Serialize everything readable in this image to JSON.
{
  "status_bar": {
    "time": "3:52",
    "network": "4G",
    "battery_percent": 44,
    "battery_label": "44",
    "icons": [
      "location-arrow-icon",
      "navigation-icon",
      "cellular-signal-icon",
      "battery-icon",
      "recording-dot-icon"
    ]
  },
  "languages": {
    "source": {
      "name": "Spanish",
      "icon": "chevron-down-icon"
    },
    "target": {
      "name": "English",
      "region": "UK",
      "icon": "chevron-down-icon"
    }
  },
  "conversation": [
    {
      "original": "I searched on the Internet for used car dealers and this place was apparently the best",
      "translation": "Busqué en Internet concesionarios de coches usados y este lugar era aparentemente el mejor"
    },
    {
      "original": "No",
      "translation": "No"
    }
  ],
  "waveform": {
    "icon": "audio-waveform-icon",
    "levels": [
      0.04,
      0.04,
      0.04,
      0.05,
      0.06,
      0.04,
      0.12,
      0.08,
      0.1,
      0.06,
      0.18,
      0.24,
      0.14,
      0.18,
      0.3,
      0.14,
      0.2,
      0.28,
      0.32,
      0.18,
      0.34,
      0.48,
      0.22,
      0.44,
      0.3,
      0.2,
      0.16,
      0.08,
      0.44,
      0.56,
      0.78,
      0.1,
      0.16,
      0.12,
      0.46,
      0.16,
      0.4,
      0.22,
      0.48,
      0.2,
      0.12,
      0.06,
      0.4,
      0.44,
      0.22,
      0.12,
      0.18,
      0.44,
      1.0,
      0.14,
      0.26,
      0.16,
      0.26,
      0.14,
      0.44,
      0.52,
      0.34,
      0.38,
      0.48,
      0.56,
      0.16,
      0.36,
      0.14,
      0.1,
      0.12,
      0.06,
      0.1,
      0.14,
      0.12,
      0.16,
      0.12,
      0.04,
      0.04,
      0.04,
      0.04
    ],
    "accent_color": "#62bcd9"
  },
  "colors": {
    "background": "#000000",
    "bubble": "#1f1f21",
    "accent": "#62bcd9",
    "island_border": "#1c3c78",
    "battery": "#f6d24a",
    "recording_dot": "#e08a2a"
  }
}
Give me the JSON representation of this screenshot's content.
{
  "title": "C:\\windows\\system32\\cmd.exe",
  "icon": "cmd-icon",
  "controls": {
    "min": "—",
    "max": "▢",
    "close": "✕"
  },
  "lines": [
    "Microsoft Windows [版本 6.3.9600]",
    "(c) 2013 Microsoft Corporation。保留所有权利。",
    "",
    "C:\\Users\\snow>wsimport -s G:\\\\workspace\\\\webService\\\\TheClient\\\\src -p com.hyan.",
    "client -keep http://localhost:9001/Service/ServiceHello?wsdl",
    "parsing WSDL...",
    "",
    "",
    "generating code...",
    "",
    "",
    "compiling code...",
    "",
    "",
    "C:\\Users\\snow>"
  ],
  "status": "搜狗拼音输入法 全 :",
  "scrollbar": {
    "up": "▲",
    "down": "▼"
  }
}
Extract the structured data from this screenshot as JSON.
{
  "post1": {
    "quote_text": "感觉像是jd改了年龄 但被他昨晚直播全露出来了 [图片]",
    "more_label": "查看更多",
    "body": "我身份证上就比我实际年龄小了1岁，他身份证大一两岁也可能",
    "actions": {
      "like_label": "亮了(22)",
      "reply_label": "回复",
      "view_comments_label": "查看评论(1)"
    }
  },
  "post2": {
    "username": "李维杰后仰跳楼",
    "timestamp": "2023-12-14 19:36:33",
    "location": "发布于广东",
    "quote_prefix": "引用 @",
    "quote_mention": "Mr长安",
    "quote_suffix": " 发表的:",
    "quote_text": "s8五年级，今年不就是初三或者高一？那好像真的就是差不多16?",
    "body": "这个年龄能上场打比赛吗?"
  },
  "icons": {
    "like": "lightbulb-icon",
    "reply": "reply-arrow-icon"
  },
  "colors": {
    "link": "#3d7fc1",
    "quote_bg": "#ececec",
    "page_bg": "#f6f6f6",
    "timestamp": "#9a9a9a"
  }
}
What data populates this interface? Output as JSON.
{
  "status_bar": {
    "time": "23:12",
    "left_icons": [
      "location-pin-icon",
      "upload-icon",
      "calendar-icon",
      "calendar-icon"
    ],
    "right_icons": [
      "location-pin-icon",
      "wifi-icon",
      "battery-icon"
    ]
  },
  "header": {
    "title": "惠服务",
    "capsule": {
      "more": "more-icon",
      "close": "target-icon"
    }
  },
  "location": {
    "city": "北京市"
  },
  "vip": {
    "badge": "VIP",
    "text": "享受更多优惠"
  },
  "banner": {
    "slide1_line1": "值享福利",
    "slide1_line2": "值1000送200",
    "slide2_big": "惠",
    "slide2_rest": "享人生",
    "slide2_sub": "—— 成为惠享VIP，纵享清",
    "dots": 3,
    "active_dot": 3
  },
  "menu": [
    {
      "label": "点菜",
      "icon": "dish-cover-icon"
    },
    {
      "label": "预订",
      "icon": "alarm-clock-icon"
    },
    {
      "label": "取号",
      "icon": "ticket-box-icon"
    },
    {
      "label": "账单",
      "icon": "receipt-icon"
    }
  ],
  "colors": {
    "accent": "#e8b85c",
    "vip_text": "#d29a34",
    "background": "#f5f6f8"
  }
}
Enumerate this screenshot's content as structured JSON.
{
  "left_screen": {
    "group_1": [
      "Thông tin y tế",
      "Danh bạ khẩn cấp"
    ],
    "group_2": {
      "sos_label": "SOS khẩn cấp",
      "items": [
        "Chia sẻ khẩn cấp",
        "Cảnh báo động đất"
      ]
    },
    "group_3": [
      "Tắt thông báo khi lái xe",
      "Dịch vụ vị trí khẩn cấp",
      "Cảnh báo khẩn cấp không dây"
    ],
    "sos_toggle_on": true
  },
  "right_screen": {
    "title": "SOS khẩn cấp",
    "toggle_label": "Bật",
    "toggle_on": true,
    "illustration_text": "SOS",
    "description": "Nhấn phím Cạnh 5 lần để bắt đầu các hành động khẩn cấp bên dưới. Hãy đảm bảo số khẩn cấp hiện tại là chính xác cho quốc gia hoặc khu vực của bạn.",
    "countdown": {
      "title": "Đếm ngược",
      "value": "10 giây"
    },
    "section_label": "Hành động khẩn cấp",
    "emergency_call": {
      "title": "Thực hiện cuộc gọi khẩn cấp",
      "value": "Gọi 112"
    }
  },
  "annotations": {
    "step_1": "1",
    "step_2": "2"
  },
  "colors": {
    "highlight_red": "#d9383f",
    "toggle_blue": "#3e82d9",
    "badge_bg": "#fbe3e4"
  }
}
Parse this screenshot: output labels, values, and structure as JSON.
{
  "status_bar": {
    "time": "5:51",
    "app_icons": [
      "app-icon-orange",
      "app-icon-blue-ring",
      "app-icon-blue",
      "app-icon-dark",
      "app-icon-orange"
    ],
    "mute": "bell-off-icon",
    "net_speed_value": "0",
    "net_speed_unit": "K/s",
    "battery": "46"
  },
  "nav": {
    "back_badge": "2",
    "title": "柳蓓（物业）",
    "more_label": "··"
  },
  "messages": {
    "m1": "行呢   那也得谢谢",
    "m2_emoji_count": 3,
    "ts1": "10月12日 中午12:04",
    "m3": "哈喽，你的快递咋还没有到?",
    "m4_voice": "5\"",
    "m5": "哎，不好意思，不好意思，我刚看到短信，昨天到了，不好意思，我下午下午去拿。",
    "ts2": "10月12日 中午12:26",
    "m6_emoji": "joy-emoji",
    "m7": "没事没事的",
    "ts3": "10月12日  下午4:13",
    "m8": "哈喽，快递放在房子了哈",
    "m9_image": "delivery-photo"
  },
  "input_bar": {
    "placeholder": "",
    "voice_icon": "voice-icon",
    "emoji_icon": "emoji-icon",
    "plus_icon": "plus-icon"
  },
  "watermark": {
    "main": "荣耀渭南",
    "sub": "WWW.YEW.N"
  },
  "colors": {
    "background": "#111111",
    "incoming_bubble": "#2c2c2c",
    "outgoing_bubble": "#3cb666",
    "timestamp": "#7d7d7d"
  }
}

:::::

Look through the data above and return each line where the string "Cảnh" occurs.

        "Cảnh báo động đất"
      "Cảnh báo khẩn cấp không dây"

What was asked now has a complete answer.